David Rubio’s vote in favor of $10 million in bonds for Northwest Bexar County road district number four turned the election into a landslide. Rubio is the district’s only resident.
His Payments Were in Arrears
A Bay City woman says she allowed her doctor to spank her repeatedly because he promised her $2,500 for participating in pain research.
While You’re at It, How About Repo’ing the White House?
An IRS employee in Austin set up a computer file indicating that a federal tax lien had been filed against President Ronald Reagan.
What’s It Now? The Eighter from Nacogdoches?
Domino playing in Decatur’s Wise County courthouse is now prohibited.
I’ll Slice the Pork, You Bring the Bread
U.S. senator Lloyd Bentsen announced a plan to invite lobbyists and heads of political action committees to a monthly breakfast meeting—and charge each of them $10,000.
Alamo Lovely This Time of Year; Scores of Texans Slaughtered
Caption for a Houston Chronicle photo of people standing on a dock watching another group of people aboard a boat: “The Island Queen arrives at Allen’s Landing in downtown Houston Saturday afternoon, carrying facsimile members of the Texas Army of old. The arrival of the sternwheeler at the head of the Houston Yacht Club Boat Parade kicked off the Sixth Annual Waterfront Festival, which combined music and history on the banks of Buffalo Bayou. The festival was marred, however, when participants found a body floating in the bayou.”
Not That It Ruined His Reputation
Austin musician Dino Lee, who drives a purple Cadillac, favors wigs and lamé costumes, and calls himself the King of White Trash, was stopped outside the State Motel because police mistook him for a pimp.
And That’s Why Star Wars Will Be Foolproof
The U.S. Army in El Paso, thinking it was selling empty boxes to a Mexican scrap dealer, accidentally allowed 23 fully armed rockets to be transported across the border into Juárez.
Tell Her to Stay Out Of the Basement

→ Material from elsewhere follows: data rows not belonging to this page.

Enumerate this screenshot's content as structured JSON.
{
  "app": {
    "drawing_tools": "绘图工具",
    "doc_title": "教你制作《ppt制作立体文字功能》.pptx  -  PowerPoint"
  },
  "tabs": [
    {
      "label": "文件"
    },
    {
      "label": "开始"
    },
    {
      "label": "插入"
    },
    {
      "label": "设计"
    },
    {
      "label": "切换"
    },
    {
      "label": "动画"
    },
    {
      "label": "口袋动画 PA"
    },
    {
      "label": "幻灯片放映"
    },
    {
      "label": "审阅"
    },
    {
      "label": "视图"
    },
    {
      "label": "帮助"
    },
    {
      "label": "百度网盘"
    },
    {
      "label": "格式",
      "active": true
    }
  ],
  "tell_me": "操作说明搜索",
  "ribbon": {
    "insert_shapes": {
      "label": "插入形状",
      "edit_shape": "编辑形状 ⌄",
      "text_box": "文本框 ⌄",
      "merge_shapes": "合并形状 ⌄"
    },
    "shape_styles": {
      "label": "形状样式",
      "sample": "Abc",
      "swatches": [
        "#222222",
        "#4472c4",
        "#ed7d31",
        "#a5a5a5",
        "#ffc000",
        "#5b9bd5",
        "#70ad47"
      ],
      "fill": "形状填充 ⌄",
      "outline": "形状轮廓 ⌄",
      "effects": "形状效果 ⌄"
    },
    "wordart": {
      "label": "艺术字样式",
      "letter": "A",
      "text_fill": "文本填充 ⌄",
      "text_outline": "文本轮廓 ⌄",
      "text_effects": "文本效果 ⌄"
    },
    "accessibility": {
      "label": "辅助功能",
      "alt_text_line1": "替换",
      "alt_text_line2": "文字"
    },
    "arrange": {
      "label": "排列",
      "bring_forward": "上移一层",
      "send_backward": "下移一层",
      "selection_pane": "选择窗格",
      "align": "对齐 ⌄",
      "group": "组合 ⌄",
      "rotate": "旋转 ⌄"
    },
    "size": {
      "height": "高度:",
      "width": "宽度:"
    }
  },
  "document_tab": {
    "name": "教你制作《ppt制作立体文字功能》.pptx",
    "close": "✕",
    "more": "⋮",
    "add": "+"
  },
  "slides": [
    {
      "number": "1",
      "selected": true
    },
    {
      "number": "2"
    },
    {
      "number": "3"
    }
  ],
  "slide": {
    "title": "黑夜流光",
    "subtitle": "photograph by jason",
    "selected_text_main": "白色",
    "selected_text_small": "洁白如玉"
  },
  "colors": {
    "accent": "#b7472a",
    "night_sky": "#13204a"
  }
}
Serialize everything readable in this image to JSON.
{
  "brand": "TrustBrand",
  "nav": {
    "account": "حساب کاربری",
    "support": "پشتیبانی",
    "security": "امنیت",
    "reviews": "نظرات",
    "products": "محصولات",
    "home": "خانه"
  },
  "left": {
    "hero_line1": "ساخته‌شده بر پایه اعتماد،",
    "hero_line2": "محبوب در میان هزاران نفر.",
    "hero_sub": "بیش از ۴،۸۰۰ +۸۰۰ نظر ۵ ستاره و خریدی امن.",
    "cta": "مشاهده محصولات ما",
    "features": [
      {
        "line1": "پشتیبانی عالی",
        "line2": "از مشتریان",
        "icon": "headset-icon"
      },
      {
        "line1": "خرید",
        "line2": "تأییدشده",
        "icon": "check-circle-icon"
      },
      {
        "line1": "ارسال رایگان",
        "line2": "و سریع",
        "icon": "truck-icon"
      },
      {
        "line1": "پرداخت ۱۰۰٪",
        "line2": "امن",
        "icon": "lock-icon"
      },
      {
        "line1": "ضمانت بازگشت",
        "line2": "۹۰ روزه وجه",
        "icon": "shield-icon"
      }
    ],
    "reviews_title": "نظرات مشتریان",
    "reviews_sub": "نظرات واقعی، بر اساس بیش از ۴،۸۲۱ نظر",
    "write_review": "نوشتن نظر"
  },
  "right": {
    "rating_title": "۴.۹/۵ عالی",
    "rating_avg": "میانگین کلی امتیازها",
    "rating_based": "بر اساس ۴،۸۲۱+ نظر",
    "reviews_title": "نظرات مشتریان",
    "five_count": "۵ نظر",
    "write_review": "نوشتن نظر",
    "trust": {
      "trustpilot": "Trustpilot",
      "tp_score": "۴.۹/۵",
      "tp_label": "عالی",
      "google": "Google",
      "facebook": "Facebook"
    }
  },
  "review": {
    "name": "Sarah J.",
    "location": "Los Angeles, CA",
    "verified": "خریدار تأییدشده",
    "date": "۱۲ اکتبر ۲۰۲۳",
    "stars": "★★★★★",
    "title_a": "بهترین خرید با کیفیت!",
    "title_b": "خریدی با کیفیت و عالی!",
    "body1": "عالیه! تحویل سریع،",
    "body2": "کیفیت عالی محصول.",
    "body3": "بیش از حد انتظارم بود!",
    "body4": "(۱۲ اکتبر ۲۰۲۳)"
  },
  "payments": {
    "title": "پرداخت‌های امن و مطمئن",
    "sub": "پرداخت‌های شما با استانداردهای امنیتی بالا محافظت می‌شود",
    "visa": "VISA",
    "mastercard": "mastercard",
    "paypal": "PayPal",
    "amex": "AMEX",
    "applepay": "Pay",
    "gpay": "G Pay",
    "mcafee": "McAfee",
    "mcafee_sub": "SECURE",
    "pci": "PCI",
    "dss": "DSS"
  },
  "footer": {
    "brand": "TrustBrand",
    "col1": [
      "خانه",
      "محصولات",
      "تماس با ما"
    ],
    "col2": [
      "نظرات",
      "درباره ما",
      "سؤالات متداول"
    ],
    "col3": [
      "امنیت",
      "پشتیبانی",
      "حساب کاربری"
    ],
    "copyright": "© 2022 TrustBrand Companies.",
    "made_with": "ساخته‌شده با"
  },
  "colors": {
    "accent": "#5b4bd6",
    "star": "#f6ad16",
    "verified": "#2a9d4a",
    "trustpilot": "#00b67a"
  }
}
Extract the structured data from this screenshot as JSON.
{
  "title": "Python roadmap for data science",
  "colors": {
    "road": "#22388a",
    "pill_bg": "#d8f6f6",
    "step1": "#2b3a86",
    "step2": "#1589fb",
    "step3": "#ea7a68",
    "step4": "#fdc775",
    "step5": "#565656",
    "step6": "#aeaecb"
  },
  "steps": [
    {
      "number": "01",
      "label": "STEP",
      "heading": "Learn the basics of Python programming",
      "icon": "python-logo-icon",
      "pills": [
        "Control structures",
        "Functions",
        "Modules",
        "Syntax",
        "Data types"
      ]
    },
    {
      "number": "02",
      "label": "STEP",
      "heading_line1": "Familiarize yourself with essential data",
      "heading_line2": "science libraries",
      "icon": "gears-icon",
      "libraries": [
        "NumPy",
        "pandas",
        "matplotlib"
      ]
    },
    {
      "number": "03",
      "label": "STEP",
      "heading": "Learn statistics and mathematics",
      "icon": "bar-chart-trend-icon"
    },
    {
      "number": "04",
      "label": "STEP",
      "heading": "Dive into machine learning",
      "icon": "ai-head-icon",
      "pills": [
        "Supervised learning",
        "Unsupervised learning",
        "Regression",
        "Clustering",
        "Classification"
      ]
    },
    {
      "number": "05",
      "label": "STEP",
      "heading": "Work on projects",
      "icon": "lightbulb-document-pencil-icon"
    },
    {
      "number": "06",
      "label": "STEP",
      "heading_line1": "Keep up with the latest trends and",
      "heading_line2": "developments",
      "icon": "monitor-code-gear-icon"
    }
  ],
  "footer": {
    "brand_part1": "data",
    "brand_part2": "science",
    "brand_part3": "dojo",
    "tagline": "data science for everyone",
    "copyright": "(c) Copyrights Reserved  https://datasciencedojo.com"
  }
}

Bankrupt Cullen Davis acknowledged that he was so broke that he had to let his maid go, though she continues to do his laundry for free.
Maybe She Was Trying To Turn Herself In
A seventy-year-old Lubbock woman was charged with DWI after she crashed her pickup into a Texas Alcoholic Beverage Commission building.
Maybe the Judge Should Reverse the Charges
A man telephoned a Laredo convenience store and ordered the night clerk to put the money in a bag on the counter, lock himself in the bathroom, and count backward from one hundred. When the clerk opened the door, the booty was gone.